Please retype all of the records below word for word, leaving out any pictures.

[Data records for software interfaces]

________________

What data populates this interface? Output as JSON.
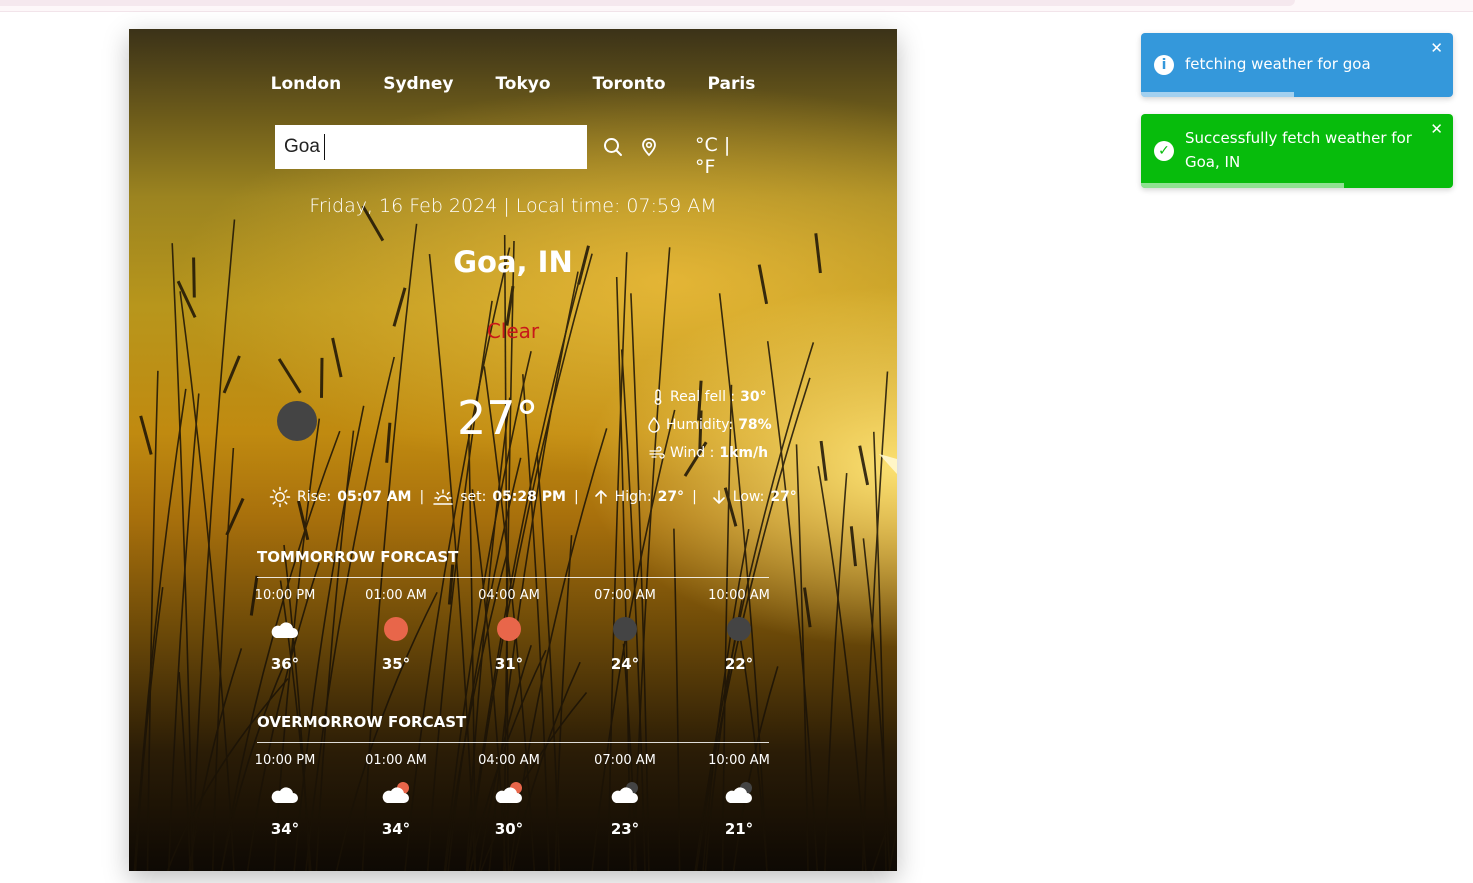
{
  "nav": {
    "cities": [
      "London",
      "Sydney",
      "Tokyo",
      "Toronto",
      "Paris"
    ]
  },
  "search": {
    "value": "Goa",
    "placeholder": ""
  },
  "units": {
    "celsius": "°C",
    "separator": "|",
    "fahrenheit": "°F"
  },
  "datetime": "Friday, 16 Feb 2024 | Local time: 07:59 AM",
  "location": "Goa, IN",
  "condition": "Clear",
  "current": {
    "temp": "27°",
    "real_feel_label": "Real fell :",
    "real_feel": "30°",
    "humidity_label": "Humidity:",
    "humidity": "78%",
    "wind_label": "Wind :",
    "wind": "1km/h"
  },
  "sun": {
    "rise_label": "Rise:",
    "rise": "05:07 AM",
    "set_label": "set:",
    "set": "05:28 PM",
    "high_label": "High:",
    "high": "27°",
    "low_label": "Low:",
    "low": "27°",
    "sep": "|"
  },
  "forecasts": [
    {
      "title": "TOMMORROW FORCAST",
      "items": [
        {
          "time": "10:00 PM",
          "icon": "cloud",
          "temp": "36°"
        },
        {
          "time": "01:00 AM",
          "icon": "sun",
          "temp": "35°"
        },
        {
          "time": "04:00 AM",
          "icon": "sun",
          "temp": "31°"
        },
        {
          "time": "07:00 AM",
          "icon": "moon",
          "temp": "24°"
        },
        {
          "time": "10:00 AM",
          "icon": "moon",
          "temp": "22°"
        }
      ]
    },
    {
      "title": "OVERMORROW FORCAST",
      "items": [
        {
          "time": "10:00 PM",
          "icon": "cloud",
          "temp": "34°"
        },
        {
          "time": "01:00 AM",
          "icon": "cloud-sun",
          "temp": "34°"
        },
        {
          "time": "04:00 AM",
          "icon": "cloud-sun",
          "temp": "30°"
        },
        {
          "time": "07:00 AM",
          "icon": "cloud-moon",
          "temp": "23°"
        },
        {
          "time": "10:00 AM",
          "icon": "cloud-moon",
          "temp": "21°"
        }
      ]
    }
  ],
  "toasts": [
    {
      "type": "info",
      "message": "fetching weather for goa",
      "color": "#3498db",
      "progress": 0.49,
      "close": "✕"
    },
    {
      "type": "success",
      "message": "Successfully fetch weather for Goa, IN",
      "color": "#07bc0c",
      "progress": 0.65,
      "close": "✕"
    }
  ],
  "colors": {
    "sun": "#e8664a",
    "moon": "#444444",
    "condition": "#c8181a"
  }
}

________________

=== WRITTEN REPLY ===
What data populates this interface? Output as JSON.
{
  "nav": {
    "cities": [
      "London",
      "Sydney",
      "Tokyo",
      "Toronto",
      "Paris"
    ]
  },
  "search": {
    "value": "Goa",
    "placeholder": ""
  },
  "units": {
    "celsius": "°C",
    "separator": "|",
    "fahrenheit": "°F"
  },
  "datetime": "Friday, 16 Feb 2024 | Local time: 07:59 AM",
  "location": "Goa, IN",
  "condition": "Clear",
  "current": {
    "temp": "27°",
    "real_feel_label": "Real fell :",
    "real_feel": "30°",
    "humidity_label": "Humidity:",
    "humidity": "78%",
    "wind_label": "Wind :",
    "wind": "1km/h"
  },
  "sun": {
    "rise_label": "Rise:",
    "rise": "05:07 AM",
    "set_label": "set:",
    "set": "05:28 PM",
    "high_label": "High:",
    "high": "27°",
    "low_label": "Low:",
    "low": "27°",
    "sep": "|"
  },
  "forecasts": [
    {
      "title": "TOMMORROW FORCAST",
      "items": [
        {
          "time": "10:00 PM",
          "icon": "cloud",
          "temp": "36°"
        },
        {
          "time": "01:00 AM",
          "icon": "sun",
          "temp": "35°"
        },
        {
          "time": "04:00 AM",
          "icon": "sun",
          "temp": "31°"
        },
        {
          "time": "07:00 AM",
          "icon": "moon",
          "temp": "24°"
        },
        {
          "time": "10:00 AM",
          "icon": "moon",
          "temp": "22°"
        }
      ]
    },
    {
      "title": "OVERMORROW FORCAST",
      "items": [
        {
          "time": "10:00 PM",
          "icon": "cloud",
          "temp": "34°"
        },
        {
          "time": "01:00 AM",
          "icon": "cloud-sun",
          "temp": "34°"
        },
        {
          "time": "04:00 AM",
          "icon": "cloud-sun",
          "temp": "30°"
        },
        {
          "time": "07:00 AM",
          "icon": "cloud-moon",
          "temp": "23°"
        },
        {
          "time": "10:00 AM",
          "icon": "cloud-moon",
          "temp": "21°"
        }
      ]
    }
  ],
  "toasts": [
    {
      "type": "info",
      "message": "fetching weather for goa",
      "color": "#3498db",
      "progress": 0.49,
      "close": "✕"
    },
    {
      "type": "success",
      "message": "Successfully fetch weather for Goa, IN",
      "color": "#07bc0c",
      "progress": 0.65,
      "close": "✕"
    }
  ],
  "colors": {
    "sun": "#e8664a",
    "moon": "#444444",
    "condition": "#c8181a"
  }
}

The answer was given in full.